Landlord Lead Family to Ruin |
Daily News, April 3, 1997
by Juan Gonzalez
Last October, Vernice Hill discovered that her 5-year-old son, Jmapie, had lead poisoning. Every room in her Bronx apartment — the walls, the doors, the window sills — was completely contaminated with peeling lead-based paint.
Lead poisoning is a lot different from food poisoning or sun poisoning. Lead poisoning is dangerous and can cause learning disabilities, severe brain damage, and in some cases, death.
Every year, 2,000 New York City children are discovered with dangerous levels of lead in their bodies. Health officials estimate that an equal number have lead poisoning but have not been screened for it. The city uses a threshold that is half as stringent as the standard used by federal authorities, so the number of new victims could be more than 8,000 a year.
With more old buildings with lead paint than any place in the country, New York has had a program for decades to remove the danger. But, as with most aspects of the government that have to do with the poor, enforcement is a joke.
In this case, however, the enforcement efforts did work.
When Jmapie's condition was discovered, the city Health Department determined that the situation in the 4 1/2-room, $930-a-month apartment at 1801 Weeks Ave. constituted a "danger to the life and health of the children" according to the Oct. 21 Health Department order to landlord Lez Gazivoda.
The landlord was ordered to remove the lead paint, cover the walls with plasterboard and decontaminate the whole apartment. But when workers began the encapsulation on March 10, they inadvertently spread lead dust throughout the apartment, according to Megan Charlop, director of Montefiore Medical Center's Lead Poisoning Prevention Project.
As a result, she said, Hill's 1-year-old son, Darnell, was exposed to high lead levels. Charlop decided to relocate Hill and her children to a temporary shelter for lead poison victims.
"Families can stay in our units for several weeks while landlords do the abatement work," Charlop said.

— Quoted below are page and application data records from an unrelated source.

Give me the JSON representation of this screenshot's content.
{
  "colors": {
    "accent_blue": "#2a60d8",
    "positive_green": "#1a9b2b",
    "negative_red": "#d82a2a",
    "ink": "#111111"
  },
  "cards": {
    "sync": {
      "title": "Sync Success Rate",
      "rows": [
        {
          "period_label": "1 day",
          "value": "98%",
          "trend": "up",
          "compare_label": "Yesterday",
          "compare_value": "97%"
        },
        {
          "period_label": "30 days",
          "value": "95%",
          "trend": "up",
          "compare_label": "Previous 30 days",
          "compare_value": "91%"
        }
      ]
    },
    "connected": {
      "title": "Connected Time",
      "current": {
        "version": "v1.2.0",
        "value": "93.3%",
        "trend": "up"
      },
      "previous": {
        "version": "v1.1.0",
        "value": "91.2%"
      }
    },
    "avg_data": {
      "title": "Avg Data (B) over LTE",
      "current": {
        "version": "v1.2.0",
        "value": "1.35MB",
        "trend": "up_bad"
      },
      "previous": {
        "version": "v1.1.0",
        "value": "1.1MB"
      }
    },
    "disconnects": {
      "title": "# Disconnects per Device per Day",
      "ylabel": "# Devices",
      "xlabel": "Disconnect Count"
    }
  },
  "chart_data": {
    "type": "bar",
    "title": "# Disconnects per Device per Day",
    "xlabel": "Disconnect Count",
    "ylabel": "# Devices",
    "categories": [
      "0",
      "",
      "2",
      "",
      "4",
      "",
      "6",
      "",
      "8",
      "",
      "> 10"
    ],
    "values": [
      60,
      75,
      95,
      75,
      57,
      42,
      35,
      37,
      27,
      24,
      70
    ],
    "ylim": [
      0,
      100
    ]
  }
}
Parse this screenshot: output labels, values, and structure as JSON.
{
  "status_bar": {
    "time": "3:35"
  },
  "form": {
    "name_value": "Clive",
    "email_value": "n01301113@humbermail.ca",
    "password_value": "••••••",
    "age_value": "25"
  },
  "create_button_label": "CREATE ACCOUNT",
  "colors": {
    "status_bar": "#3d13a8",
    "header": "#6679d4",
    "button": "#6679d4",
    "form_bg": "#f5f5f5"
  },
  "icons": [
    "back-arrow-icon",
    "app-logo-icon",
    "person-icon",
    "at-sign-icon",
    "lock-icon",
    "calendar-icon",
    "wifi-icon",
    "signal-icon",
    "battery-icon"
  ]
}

Hill and her family moved into the shelter on March 17. A week later, one of Charlop's caseworkers accompanied Hill to the apartment to check on the workers' progress. The workers were gone — and so was everything she owned.
The locks had been changed. So Hill and the social worker called police and a cop climbed the building's fire escape and got into the apartment from a window.
The apartment was empty.
"Everything was gone," she said. "All the photos when my kids were babies . . . all our clothes, the kids' toys, even my pots and pans."
Hill found a few items of clothing and some of the children's toys in an alley behind the building. But as for her furniture and her other possessions, the building superintendent said he knew nothing.
"I just came back to the shelter and wept," she said.
"The super kept telling me, 'You don't live here no more. The landlord rented it to someone else.' " said Weeks, who knew nothing about any eviction.
Her rent, which is paid directly to the landlord under the federal Section 8 housing program, is always on time. And anyone familiar with the rundown area around Weeks Ave. and 174th St. knows the landlord was making a killing off the government at $930 a month.
"It's trauma enough that one of this woman's children got lead poisoning in that apartment," Charlop said. "Or that a second child got it because of careless work. Or that she had to move out temporarily. But I've never heard of anything like this. It's illegal, immoral and outrageous."
Two days after the "eviction," Hill went to court seeking an order to show cause. Before the case was even heard by a judge, a representative for the landlord agreed to give Hill a new key to her apartment. But nothing was said about her belongings.
Landlord Gazivoda has discontinued the lead paint removal. He has not returned repeated telephone calls. City officials are still trying to figure out what to do.
Decades after the city promised to remove dangerous lead from its housing stock, it is amazing that a landlord can so openly flaunt the law and treat their tenants, helpless victims of lead poisoning, with such criminal contempt.
Original Story Date: 040397